EXERCISE GOAL
Whatever the records below say, write them all out exactly.

Data entries

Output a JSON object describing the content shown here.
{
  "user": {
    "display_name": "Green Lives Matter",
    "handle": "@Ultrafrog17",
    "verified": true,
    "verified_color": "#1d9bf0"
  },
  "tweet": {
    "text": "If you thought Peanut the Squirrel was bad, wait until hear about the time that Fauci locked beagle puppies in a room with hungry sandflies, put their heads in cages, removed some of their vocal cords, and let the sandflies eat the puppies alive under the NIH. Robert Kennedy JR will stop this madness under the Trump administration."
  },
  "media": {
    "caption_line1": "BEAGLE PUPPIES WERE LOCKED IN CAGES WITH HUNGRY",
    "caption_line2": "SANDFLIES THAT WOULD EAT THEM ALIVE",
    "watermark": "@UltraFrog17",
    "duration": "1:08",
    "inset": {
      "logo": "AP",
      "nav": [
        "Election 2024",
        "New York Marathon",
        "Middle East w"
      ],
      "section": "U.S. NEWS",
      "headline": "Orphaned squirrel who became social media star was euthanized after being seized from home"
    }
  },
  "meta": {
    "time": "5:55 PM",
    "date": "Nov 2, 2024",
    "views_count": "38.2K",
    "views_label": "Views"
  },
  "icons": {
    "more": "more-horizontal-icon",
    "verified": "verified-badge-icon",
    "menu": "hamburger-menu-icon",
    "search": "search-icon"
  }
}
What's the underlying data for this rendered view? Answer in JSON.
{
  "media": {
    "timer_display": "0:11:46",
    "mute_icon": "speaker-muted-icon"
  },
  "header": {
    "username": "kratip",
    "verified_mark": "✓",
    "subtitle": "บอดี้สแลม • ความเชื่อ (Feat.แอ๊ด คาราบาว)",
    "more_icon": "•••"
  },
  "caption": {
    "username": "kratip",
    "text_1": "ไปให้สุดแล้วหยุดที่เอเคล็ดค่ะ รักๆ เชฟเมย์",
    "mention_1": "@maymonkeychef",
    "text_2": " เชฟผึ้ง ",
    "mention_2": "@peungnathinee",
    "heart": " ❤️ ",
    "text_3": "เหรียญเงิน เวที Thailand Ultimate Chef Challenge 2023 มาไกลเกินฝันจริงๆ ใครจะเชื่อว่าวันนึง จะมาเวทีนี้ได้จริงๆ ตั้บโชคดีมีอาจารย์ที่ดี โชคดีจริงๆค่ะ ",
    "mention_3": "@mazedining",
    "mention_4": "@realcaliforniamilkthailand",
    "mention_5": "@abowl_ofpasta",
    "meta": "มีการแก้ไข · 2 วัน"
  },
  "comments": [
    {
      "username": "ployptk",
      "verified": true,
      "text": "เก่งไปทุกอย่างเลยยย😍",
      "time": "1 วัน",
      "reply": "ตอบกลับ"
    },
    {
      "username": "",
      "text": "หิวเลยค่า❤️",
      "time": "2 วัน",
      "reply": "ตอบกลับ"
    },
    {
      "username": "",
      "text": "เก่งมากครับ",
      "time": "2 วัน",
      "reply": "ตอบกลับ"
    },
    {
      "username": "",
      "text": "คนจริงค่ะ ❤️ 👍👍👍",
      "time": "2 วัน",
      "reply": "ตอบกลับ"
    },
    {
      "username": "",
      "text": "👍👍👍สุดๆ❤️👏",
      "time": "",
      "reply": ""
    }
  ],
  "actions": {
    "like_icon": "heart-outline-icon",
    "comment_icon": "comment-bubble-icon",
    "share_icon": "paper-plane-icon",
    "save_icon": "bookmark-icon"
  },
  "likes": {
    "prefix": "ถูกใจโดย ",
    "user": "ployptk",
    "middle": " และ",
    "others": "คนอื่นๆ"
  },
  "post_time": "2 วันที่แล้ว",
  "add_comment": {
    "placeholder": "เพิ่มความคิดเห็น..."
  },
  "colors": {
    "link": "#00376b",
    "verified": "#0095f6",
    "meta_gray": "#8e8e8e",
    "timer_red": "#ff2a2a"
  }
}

ANSWER SECTION
Output a JSON object describing the content shown here.
{
  "user": {
    "display_name": "Green Lives Matter",
    "handle": "@Ultrafrog17",
    "verified": true,
    "verified_color": "#1d9bf0"
  },
  "tweet": {
    "text": "If you thought Peanut the Squirrel was bad, wait until hear about the time that Fauci locked beagle puppies in a room with hungry sandflies, put their heads in cages, removed some of their vocal cords, and let the sandflies eat the puppies alive under the NIH. Robert Kennedy JR will stop this madness under the Trump administration."
  },
  "media": {
    "caption_line1": "BEAGLE PUPPIES WERE LOCKED IN CAGES WITH HUNGRY",
    "caption_line2": "SANDFLIES THAT WOULD EAT THEM ALIVE",
    "watermark": "@UltraFrog17",
    "duration": "1:08",
    "inset": {
      "logo": "AP",
      "nav": [
        "Election 2024",
        "New York Marathon",
        "Middle East w"
      ],
      "section": "U.S. NEWS",
      "headline": "Orphaned squirrel who became social media star was euthanized after being seized from home"
    }
  },
  "meta": {
    "time": "5:55 PM",
    "date": "Nov 2, 2024",
    "views_count": "38.2K",
    "views_label": "Views"
  },
  "icons": {
    "more": "more-horizontal-icon",
    "verified": "verified-badge-icon",
    "menu": "hamburger-menu-icon",
    "search": "search-icon"
  }
}
What's the underlying data for this rendered view? Answer in JSON.
{
  "media": {
    "timer_display": "0:11:46",
    "mute_icon": "speaker-muted-icon"
  },
  "header": {
    "username": "kratip",
    "verified_mark": "✓",
    "subtitle": "บอดี้สแลม • ความเชื่อ (Feat.แอ๊ด คาราบาว)",
    "more_icon": "•••"
  },
  "caption": {
    "username": "kratip",
    "text_1": "ไปให้สุดแล้วหยุดที่เอเคล็ดค่ะ รักๆ เชฟเมย์",
    "mention_1": "@maymonkeychef",
    "text_2": " เชฟผึ้ง ",
    "mention_2": "@peungnathinee",
    "heart": " ❤️ ",
    "text_3": "เหรียญเงิน เวที Thailand Ultimate Chef Challenge 2023 มาไกลเกินฝันจริงๆ ใครจะเชื่อว่าวันนึง จะมาเวทีนี้ได้จริงๆ ตั้บโชคดีมีอาจารย์ที่ดี โชคดีจริงๆค่ะ ",
    "mention_3": "@mazedining",
    "mention_4": "@realcaliforniamilkthailand",
    "mention_5": "@abowl_ofpasta",
    "meta": "มีการแก้ไข · 2 วัน"
  },
  "comments": [
    {
      "username": "ployptk",
      "verified": true,
      "text": "เก่งไปทุกอย่างเลยยย😍",
      "time": "1 วัน",
      "reply": "ตอบกลับ"
    },
    {
      "username": "",
      "text": "หิวเลยค่า❤️",
      "time": "2 วัน",
      "reply": "ตอบกลับ"
    },
    {
      "username": "",
      "text": "เก่งมากครับ",
      "time": "2 วัน",
      "reply": "ตอบกลับ"
    },
    {
      "username": "",
      "text": "คนจริงค่ะ ❤️ 👍👍👍",
      "time": "2 วัน",
      "reply": "ตอบกลับ"
    },
    {
      "username": "",
      "text": "👍👍👍สุดๆ❤️👏",
      "time": "",
      "reply": ""
    }
  ],
  "actions": {
    "like_icon": "heart-outline-icon",
    "comment_icon": "comment-bubble-icon",
    "share_icon": "paper-plane-icon",
    "save_icon": "bookmark-icon"
  },
  "likes": {
    "prefix": "ถูกใจโดย ",
    "user": "ployptk",
    "middle": " และ",
    "others": "คนอื่นๆ"
  },
  "post_time": "2 วันที่แล้ว",
  "add_comment": {
    "placeholder": "เพิ่มความคิดเห็น..."
  },
  "colors": {
    "link": "#00376b",
    "verified": "#0095f6",
    "meta_gray": "#8e8e8e",
    "timer_red": "#ff2a2a"
  }
}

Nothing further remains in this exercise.